INPUT RECORDS

---*---

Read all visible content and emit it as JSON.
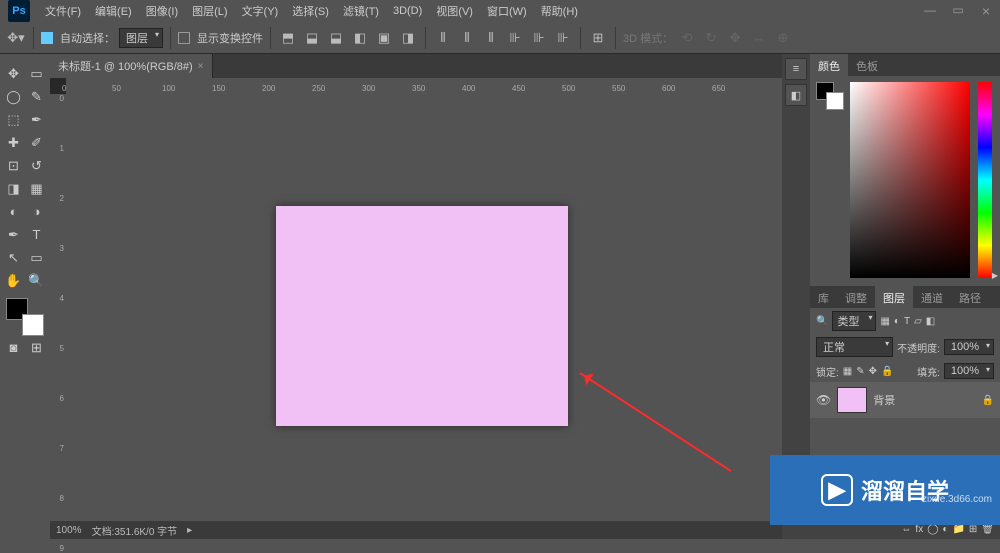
{
  "menu": [
    "文件(F)",
    "编辑(E)",
    "图像(I)",
    "图层(L)",
    "文字(Y)",
    "选择(S)",
    "滤镜(T)",
    "3D(D)",
    "视图(V)",
    "窗口(W)",
    "帮助(H)"
  ],
  "opt": {
    "auto_select": "自动选择：",
    "layer": "图层",
    "show_ctrl": "显示变换控件",
    "mode3d": "3D 模式："
  },
  "tab": {
    "title": "未标题-1 @ 100%(RGB/8#)",
    "close": "×"
  },
  "ruler_h": [
    "0",
    "50",
    "100",
    "150",
    "200",
    "250",
    "300",
    "350",
    "400",
    "450",
    "500",
    "550",
    "600",
    "650"
  ],
  "ruler_v": [
    "0",
    "1",
    "2",
    "3",
    "4",
    "5",
    "6",
    "7",
    "8",
    "9"
  ],
  "tools": [
    "✥",
    "▭",
    "◯",
    "✎",
    "⬚",
    "✂",
    "✒",
    "✐",
    "◧",
    "◐",
    "✎",
    "▦",
    "◑",
    "▤",
    "T",
    "↖",
    "✋",
    "◌",
    "Q",
    "⊞",
    "⊡"
  ],
  "panel_col": [
    "≡",
    "◧"
  ],
  "tabs_color": [
    "颜色",
    "色板"
  ],
  "tabs_layer": [
    "库",
    "调整",
    "图层",
    "通道",
    "路径"
  ],
  "layers": {
    "kind_label": "类型",
    "blend": "正常",
    "opacity_label": "不透明度:",
    "opacity": "100%",
    "lock_label": "锁定:",
    "fill_label": "填充:",
    "fill": "100%",
    "layer_name": "背景"
  },
  "status": {
    "zoom": "100%",
    "doc": "文档:351.6K/0 字节"
  },
  "wm": {
    "text": "溜溜自学",
    "url": "zixue.3d66.com"
  }
}
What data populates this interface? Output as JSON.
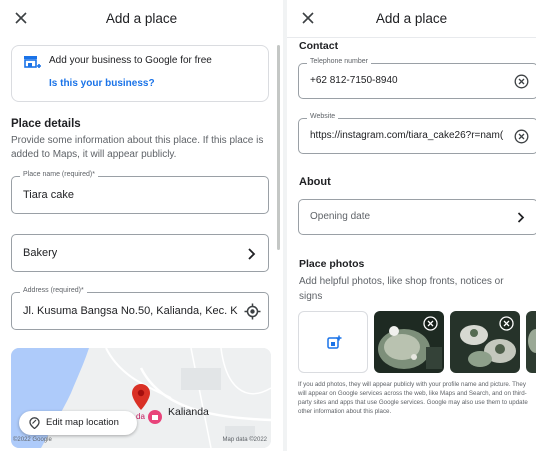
{
  "left": {
    "title": "Add a place",
    "promo": {
      "text": "Add your business to Google for free",
      "link": "Is this your business?"
    },
    "place_details": {
      "title": "Place details",
      "desc": "Provide some information about this place. If this place is added to Maps, it will appear publicly."
    },
    "name_field": {
      "label": "Place name (required)*",
      "value": "Tiara cake"
    },
    "category_field": {
      "value": "Bakery"
    },
    "address_field": {
      "label": "Address (required)*",
      "value": "Jl. Kusuma Bangsa No.50, Kalianda, Kec. K"
    },
    "map": {
      "button": "Edit map location",
      "place_label": "Kalianda",
      "partial_label": "da",
      "copyright_left": "©2022 Google",
      "copyright_right": "Map data ©2022"
    }
  },
  "right": {
    "title": "Add a place",
    "contact": {
      "title": "Contact",
      "phone_label": "Telephone number",
      "phone_value": "+62 812-7150-8940",
      "website_label": "Website",
      "website_value": "https://instagram.com/tiara_cake26?r=nam("
    },
    "about": {
      "title": "About",
      "opening_date": "Opening date"
    },
    "photos": {
      "title": "Place photos",
      "desc": "Add helpful photos, like shop fronts, notices or signs",
      "fine_print": "If you add photos, they will appear publicly with your profile name and picture. They will appear on Google services across the web, like Maps and Search, and on third-party sites and apps that use Google services. Google may also use them to update other information about this place."
    }
  },
  "colors": {
    "link_blue": "#1a73e8",
    "pin_red": "#d93025",
    "marker_pink": "#e8437a"
  }
}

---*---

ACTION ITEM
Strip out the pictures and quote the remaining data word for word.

RESPONSE
Read all visible content and emit it as JSON.
{
  "menu": [
    "文件(F)",
    "编辑(E)",
    "图像(I)",
    "图层(L)",
    "文字(Y)",
    "选择(S)",
    "滤镜(T)",
    "3D(D)",
    "视图(V)",
    "窗口(W)",
    "帮助(H)"
  ],
  "opt": {
    "auto_select": "自动选择：",
    "layer": "图层",
    "show_ctrl": "显示变换控件",
    "mode3d": "3D 模式："
  },
  "tab": {
    "title": "未标题-1 @ 100%(RGB/8#)",
    "close": "×"
  },
  "ruler_h": [
    "0",
    "50",
    "100",
    "150",
    "200",
    "250",
    "300",
    "350",
    "400",
    "450",
    "500",
    "550",
    "600",
    "650"
  ],
  "ruler_v": [
    "0",
    "1",
    "2",
    "3",
    "4",
    "5",
    "6",
    "7",
    "8",
    "9"
  ],
  "tools": [
    "✥",
    "▭",
    "◯",
    "✎",
    "⬚",
    "✂",
    "✒",
    "✐",
    "◧",
    "◐",
    "✎",
    "▦",
    "◑",
    "▤",
    "T",
    "↖",
    "✋",
    "◌",
    "Q",
    "⊞",
    "⊡"
  ],
  "panel_col": [
    "≡",
    "◧"
  ],
  "tabs_color": [
    "颜色",
    "色板"
  ],
  "tabs_layer": [
    "库",
    "调整",
    "图层",
    "通道",
    "路径"
  ],
  "layers": {
    "kind_label": "类型",
    "blend": "正常",
    "opacity_label": "不透明度:",
    "opacity": "100%",
    "lock_label": "锁定:",
    "fill_label": "填充:",
    "fill": "100%",
    "layer_name": "背景"
  },
  "status": {
    "zoom": "100%",
    "doc": "文档:351.6K/0 字节"
  },
  "wm": {
    "text": "溜溜自学",
    "url": "zixue.3d66.com"
  }
}
What data populates this interface? Output as JSON.
{
  "left": {
    "title": "Add a place",
    "promo": {
      "text": "Add your business to Google for free",
      "link": "Is this your business?"
    },
    "place_details": {
      "title": "Place details",
      "desc": "Provide some information about this place. If this place is added to Maps, it will appear publicly."
    },
    "name_field": {
      "label": "Place name (required)*",
      "value": "Tiara cake"
    },
    "category_field": {
      "value": "Bakery"
    },
    "address_field": {
      "label": "Address (required)*",
      "value": "Jl. Kusuma Bangsa No.50, Kalianda, Kec. K"
    },
    "map": {
      "button": "Edit map location",
      "place_label": "Kalianda",
      "partial_label": "da",
      "copyright_left": "©2022 Google",
      "copyright_right": "Map data ©2022"
    }
  },
  "right": {
    "title": "Add a place",
    "contact": {
      "title": "Contact",
      "phone_label": "Telephone number",
      "phone_value": "+62 812-7150-8940",
      "website_label": "Website",
      "website_value": "https://instagram.com/tiara_cake26?r=nam("
    },
    "about": {
      "title": "About",
      "opening_date": "Opening date"
    },
    "photos": {
      "title": "Place photos",
      "desc": "Add helpful photos, like shop fronts, notices or signs",
      "fine_print": "If you add photos, they will appear publicly with your profile name and picture. They will appear on Google services across the web, like Maps and Search, and on third-party sites and apps that use Google services. Google may also use them to update other information about this place."
    }
  },
  "colors": {
    "link_blue": "#1a73e8",
    "pin_red": "#d93025",
    "marker_pink": "#e8437a"
  }
}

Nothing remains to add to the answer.